Data section START

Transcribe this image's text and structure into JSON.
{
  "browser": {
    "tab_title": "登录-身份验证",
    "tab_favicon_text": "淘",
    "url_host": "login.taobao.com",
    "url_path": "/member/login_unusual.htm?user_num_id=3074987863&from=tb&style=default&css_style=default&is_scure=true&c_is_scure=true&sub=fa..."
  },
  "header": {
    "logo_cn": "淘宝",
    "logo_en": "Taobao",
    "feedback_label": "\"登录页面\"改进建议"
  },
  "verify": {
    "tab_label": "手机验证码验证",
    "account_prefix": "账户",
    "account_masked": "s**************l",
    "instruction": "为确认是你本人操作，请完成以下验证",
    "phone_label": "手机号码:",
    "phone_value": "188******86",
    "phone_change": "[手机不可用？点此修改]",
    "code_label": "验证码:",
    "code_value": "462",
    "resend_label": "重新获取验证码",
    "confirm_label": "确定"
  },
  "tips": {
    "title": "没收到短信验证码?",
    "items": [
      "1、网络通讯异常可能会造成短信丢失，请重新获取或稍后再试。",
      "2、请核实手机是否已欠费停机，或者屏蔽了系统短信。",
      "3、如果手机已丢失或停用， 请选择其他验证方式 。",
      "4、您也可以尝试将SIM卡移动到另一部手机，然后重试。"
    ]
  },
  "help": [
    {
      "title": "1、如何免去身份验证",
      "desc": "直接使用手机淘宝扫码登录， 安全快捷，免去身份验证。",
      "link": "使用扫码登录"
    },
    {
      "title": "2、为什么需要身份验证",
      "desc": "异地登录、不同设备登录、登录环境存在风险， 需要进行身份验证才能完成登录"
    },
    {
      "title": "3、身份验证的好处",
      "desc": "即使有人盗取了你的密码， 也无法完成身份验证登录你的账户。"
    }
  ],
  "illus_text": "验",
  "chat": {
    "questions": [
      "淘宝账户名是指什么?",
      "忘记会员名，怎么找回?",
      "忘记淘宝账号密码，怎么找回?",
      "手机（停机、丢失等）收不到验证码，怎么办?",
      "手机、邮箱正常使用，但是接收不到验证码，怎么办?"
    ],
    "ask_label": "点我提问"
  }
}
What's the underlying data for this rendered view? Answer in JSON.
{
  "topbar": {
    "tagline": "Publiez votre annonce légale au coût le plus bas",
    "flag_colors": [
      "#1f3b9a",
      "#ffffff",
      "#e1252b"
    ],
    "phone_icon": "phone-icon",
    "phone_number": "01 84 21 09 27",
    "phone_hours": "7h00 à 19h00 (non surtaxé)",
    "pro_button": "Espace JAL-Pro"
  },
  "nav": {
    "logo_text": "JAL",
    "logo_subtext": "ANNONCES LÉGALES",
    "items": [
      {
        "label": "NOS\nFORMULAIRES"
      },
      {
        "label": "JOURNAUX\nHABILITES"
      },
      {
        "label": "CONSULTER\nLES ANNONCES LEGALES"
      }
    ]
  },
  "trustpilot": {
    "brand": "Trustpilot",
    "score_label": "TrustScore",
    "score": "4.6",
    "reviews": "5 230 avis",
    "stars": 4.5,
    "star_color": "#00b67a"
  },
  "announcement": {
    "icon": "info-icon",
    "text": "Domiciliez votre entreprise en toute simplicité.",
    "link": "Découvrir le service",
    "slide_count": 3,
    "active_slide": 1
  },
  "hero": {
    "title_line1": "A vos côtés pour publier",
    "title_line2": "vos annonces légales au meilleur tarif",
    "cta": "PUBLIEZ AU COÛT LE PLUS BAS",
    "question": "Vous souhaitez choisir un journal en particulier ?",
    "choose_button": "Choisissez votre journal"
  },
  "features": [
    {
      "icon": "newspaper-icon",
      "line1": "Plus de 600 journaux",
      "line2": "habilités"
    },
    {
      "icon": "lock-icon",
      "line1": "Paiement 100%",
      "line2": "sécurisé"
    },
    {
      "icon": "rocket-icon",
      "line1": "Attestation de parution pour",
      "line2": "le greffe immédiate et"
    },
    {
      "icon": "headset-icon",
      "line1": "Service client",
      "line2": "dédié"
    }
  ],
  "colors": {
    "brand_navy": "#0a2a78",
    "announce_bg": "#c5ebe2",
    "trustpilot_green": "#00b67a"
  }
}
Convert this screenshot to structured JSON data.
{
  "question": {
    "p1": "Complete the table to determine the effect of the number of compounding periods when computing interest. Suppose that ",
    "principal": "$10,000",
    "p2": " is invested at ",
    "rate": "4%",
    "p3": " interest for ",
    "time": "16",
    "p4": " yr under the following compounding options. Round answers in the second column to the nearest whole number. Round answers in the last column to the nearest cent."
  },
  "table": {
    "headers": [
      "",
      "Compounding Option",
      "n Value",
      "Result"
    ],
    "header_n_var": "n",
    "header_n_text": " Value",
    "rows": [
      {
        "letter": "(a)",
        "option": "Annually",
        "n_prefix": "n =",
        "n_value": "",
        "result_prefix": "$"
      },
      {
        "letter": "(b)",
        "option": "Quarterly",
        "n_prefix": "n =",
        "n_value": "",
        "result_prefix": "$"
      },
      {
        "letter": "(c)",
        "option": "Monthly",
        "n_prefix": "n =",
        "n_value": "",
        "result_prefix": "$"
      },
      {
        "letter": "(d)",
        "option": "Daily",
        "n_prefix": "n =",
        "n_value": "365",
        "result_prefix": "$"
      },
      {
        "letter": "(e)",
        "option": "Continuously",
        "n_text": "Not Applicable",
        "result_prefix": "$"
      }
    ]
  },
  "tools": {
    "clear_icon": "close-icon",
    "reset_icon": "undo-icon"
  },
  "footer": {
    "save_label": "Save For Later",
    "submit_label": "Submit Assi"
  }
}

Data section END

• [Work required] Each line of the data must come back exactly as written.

• [Answer area]
Transcribe this image's text and structure into JSON.
{
  "browser": {
    "tab_title": "登录-身份验证",
    "tab_favicon_text": "淘",
    "url_host": "login.taobao.com",
    "url_path": "/member/login_unusual.htm?user_num_id=3074987863&from=tb&style=default&css_style=default&is_scure=true&c_is_scure=true&sub=fa..."
  },
  "header": {
    "logo_cn": "淘宝",
    "logo_en": "Taobao",
    "feedback_label": "\"登录页面\"改进建议"
  },
  "verify": {
    "tab_label": "手机验证码验证",
    "account_prefix": "账户",
    "account_masked": "s**************l",
    "instruction": "为确认是你本人操作，请完成以下验证",
    "phone_label": "手机号码:",
    "phone_value": "188******86",
    "phone_change": "[手机不可用？点此修改]",
    "code_label": "验证码:",
    "code_value": "462",
    "resend_label": "重新获取验证码",
    "confirm_label": "确定"
  },
  "tips": {
    "title": "没收到短信验证码?",
    "items": [
      "1、网络通讯异常可能会造成短信丢失，请重新获取或稍后再试。",
      "2、请核实手机是否已欠费停机，或者屏蔽了系统短信。",
      "3、如果手机已丢失或停用， 请选择其他验证方式 。",
      "4、您也可以尝试将SIM卡移动到另一部手机，然后重试。"
    ]
  },
  "help": [
    {
      "title": "1、如何免去身份验证",
      "desc": "直接使用手机淘宝扫码登录， 安全快捷，免去身份验证。",
      "link": "使用扫码登录"
    },
    {
      "title": "2、为什么需要身份验证",
      "desc": "异地登录、不同设备登录、登录环境存在风险， 需要进行身份验证才能完成登录"
    },
    {
      "title": "3、身份验证的好处",
      "desc": "即使有人盗取了你的密码， 也无法完成身份验证登录你的账户。"
    }
  ],
  "illus_text": "验",
  "chat": {
    "questions": [
      "淘宝账户名是指什么?",
      "忘记会员名，怎么找回?",
      "忘记淘宝账号密码，怎么找回?",
      "手机（停机、丢失等）收不到验证码，怎么办?",
      "手机、邮箱正常使用，但是接收不到验证码，怎么办?"
    ],
    "ask_label": "点我提问"
  }
}
What's the underlying data for this rendered view? Answer in JSON.
{
  "topbar": {
    "tagline": "Publiez votre annonce légale au coût le plus bas",
    "flag_colors": [
      "#1f3b9a",
      "#ffffff",
      "#e1252b"
    ],
    "phone_icon": "phone-icon",
    "phone_number": "01 84 21 09 27",
    "phone_hours": "7h00 à 19h00 (non surtaxé)",
    "pro_button": "Espace JAL-Pro"
  },
  "nav": {
    "logo_text": "JAL",
    "logo_subtext": "ANNONCES LÉGALES",
    "items": [
      {
        "label": "NOS\nFORMULAIRES"
      },
      {
        "label": "JOURNAUX\nHABILITES"
      },
      {
        "label": "CONSULTER\nLES ANNONCES LEGALES"
      }
    ]
  },
  "trustpilot": {
    "brand": "Trustpilot",
    "score_label": "TrustScore",
    "score": "4.6",
    "reviews": "5 230 avis",
    "stars": 4.5,
    "star_color": "#00b67a"
  },
  "announcement": {
    "icon": "info-icon",
    "text": "Domiciliez votre entreprise en toute simplicité.",
    "link": "Découvrir le service",
    "slide_count": 3,
    "active_slide": 1
  },
  "hero": {
    "title_line1": "A vos côtés pour publier",
    "title_line2": "vos annonces légales au meilleur tarif",
    "cta": "PUBLIEZ AU COÛT LE PLUS BAS",
    "question": "Vous souhaitez choisir un journal en particulier ?",
    "choose_button": "Choisissez votre journal"
  },
  "features": [
    {
      "icon": "newspaper-icon",
      "line1": "Plus de 600 journaux",
      "line2": "habilités"
    },
    {
      "icon": "lock-icon",
      "line1": "Paiement 100%",
      "line2": "sécurisé"
    },
    {
      "icon": "rocket-icon",
      "line1": "Attestation de parution pour",
      "line2": "le greffe immédiate et"
    },
    {
      "icon": "headset-icon",
      "line1": "Service client",
      "line2": "dédié"
    }
  ],
  "colors": {
    "brand_navy": "#0a2a78",
    "announce_bg": "#c5ebe2",
    "trustpilot_green": "#00b67a"
  }
}
Convert this screenshot to structured JSON data.
{
  "question": {
    "p1": "Complete the table to determine the effect of the number of compounding periods when computing interest. Suppose that ",
    "principal": "$10,000",
    "p2": " is invested at ",
    "rate": "4%",
    "p3": " interest for ",
    "time": "16",
    "p4": " yr under the following compounding options. Round answers in the second column to the nearest whole number. Round answers in the last column to the nearest cent."
  },
  "table": {
    "headers": [
      "",
      "Compounding Option",
      "n Value",
      "Result"
    ],
    "header_n_var": "n",
    "header_n_text": " Value",
    "rows": [
      {
        "letter": "(a)",
        "option": "Annually",
        "n_prefix": "n =",
        "n_value": "",
        "result_prefix": "$"
      },
      {
        "letter": "(b)",
        "option": "Quarterly",
        "n_prefix": "n =",
        "n_value": "",
        "result_prefix": "$"
      },
      {
        "letter": "(c)",
        "option": "Monthly",
        "n_prefix": "n =",
        "n_value": "",
        "result_prefix": "$"
      },
      {
        "letter": "(d)",
        "option": "Daily",
        "n_prefix": "n =",
        "n_value": "365",
        "result_prefix": "$"
      },
      {
        "letter": "(e)",
        "option": "Continuously",
        "n_text": "Not Applicable",
        "result_prefix": "$"
      }
    ]
  },
  "tools": {
    "clear_icon": "close-icon",
    "reset_icon": "undo-icon"
  },
  "footer": {
    "save_label": "Save For Later",
    "submit_label": "Submit Assi"
  }
}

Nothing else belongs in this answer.